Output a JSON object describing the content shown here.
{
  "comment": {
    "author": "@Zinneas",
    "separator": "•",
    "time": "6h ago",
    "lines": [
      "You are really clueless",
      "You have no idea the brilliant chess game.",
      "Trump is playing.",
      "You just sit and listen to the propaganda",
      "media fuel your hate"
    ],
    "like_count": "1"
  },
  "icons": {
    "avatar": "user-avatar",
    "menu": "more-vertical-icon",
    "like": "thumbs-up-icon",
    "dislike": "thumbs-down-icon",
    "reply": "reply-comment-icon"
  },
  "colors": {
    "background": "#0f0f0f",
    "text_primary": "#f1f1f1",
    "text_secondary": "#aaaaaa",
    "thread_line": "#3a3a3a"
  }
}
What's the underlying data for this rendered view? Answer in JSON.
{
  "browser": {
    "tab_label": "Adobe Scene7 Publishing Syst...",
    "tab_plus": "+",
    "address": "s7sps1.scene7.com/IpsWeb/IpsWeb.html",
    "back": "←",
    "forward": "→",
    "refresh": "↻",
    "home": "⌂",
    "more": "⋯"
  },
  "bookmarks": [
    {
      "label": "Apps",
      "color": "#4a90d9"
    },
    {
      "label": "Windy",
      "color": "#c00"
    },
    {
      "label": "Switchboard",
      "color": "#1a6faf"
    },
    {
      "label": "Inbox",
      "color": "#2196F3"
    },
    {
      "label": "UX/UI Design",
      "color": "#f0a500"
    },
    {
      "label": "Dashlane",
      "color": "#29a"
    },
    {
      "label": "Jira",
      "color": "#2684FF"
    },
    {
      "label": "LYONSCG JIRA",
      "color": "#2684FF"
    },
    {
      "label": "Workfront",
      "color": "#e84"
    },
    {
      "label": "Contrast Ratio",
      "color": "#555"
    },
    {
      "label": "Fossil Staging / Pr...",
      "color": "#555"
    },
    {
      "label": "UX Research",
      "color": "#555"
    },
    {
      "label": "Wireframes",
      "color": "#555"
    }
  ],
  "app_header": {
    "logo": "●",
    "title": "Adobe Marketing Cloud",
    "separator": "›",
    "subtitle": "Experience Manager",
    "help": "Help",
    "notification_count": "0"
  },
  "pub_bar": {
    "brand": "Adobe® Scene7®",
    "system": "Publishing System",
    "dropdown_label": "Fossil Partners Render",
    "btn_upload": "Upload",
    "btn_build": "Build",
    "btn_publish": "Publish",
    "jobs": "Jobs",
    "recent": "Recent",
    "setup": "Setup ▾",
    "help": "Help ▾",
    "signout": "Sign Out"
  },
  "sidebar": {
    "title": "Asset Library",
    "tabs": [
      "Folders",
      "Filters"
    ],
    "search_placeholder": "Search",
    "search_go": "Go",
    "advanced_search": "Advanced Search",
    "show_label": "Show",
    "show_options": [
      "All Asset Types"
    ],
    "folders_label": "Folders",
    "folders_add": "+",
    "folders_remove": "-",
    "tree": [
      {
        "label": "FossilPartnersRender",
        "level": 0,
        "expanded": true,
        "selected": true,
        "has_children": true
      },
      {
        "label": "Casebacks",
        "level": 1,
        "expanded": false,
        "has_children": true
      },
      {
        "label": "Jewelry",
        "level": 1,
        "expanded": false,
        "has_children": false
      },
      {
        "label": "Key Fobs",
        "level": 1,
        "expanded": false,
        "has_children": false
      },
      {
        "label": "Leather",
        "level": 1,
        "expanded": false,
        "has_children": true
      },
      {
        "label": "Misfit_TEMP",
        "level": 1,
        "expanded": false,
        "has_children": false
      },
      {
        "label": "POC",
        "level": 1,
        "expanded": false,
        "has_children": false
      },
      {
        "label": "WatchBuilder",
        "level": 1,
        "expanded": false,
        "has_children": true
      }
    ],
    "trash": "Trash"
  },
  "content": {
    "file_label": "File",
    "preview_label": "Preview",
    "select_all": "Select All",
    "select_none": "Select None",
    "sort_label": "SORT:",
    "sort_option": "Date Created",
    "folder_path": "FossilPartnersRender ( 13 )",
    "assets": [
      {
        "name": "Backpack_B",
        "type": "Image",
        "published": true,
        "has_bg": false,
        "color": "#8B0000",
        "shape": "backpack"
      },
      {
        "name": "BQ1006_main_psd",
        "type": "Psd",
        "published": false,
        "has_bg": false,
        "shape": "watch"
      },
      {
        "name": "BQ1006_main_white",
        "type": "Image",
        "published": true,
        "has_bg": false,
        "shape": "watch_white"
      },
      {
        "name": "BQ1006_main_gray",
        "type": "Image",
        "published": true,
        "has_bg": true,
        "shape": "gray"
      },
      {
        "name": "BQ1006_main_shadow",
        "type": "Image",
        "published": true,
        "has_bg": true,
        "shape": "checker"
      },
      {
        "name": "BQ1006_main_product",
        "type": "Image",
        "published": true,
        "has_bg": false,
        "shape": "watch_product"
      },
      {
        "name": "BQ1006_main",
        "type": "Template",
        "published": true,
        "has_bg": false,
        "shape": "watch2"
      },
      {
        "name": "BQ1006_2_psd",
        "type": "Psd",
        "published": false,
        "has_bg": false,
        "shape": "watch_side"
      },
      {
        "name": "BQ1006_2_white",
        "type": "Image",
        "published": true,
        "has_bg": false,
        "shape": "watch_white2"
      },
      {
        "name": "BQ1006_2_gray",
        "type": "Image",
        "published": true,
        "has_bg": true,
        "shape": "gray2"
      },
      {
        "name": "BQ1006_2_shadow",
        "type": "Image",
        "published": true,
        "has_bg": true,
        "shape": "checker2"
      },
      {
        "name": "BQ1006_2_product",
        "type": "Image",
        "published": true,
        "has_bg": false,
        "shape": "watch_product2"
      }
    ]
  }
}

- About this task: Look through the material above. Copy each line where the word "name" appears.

- Exercise result:
        "name": "Backpack_B",
        "name": "BQ1006_main_psd",
        "name": "BQ1006_main_white",
        "name": "BQ1006_main_gray",
        "name": "BQ1006_main_shadow",
        "name": "BQ1006_main_product",
        "name": "BQ1006_main",
        "name": "BQ1006_2_psd",
        "name": "BQ1006_2_white",
        "name": "BQ1006_2_gray",
        "name": "BQ1006_2_shadow",
        "name": "BQ1006_2_product",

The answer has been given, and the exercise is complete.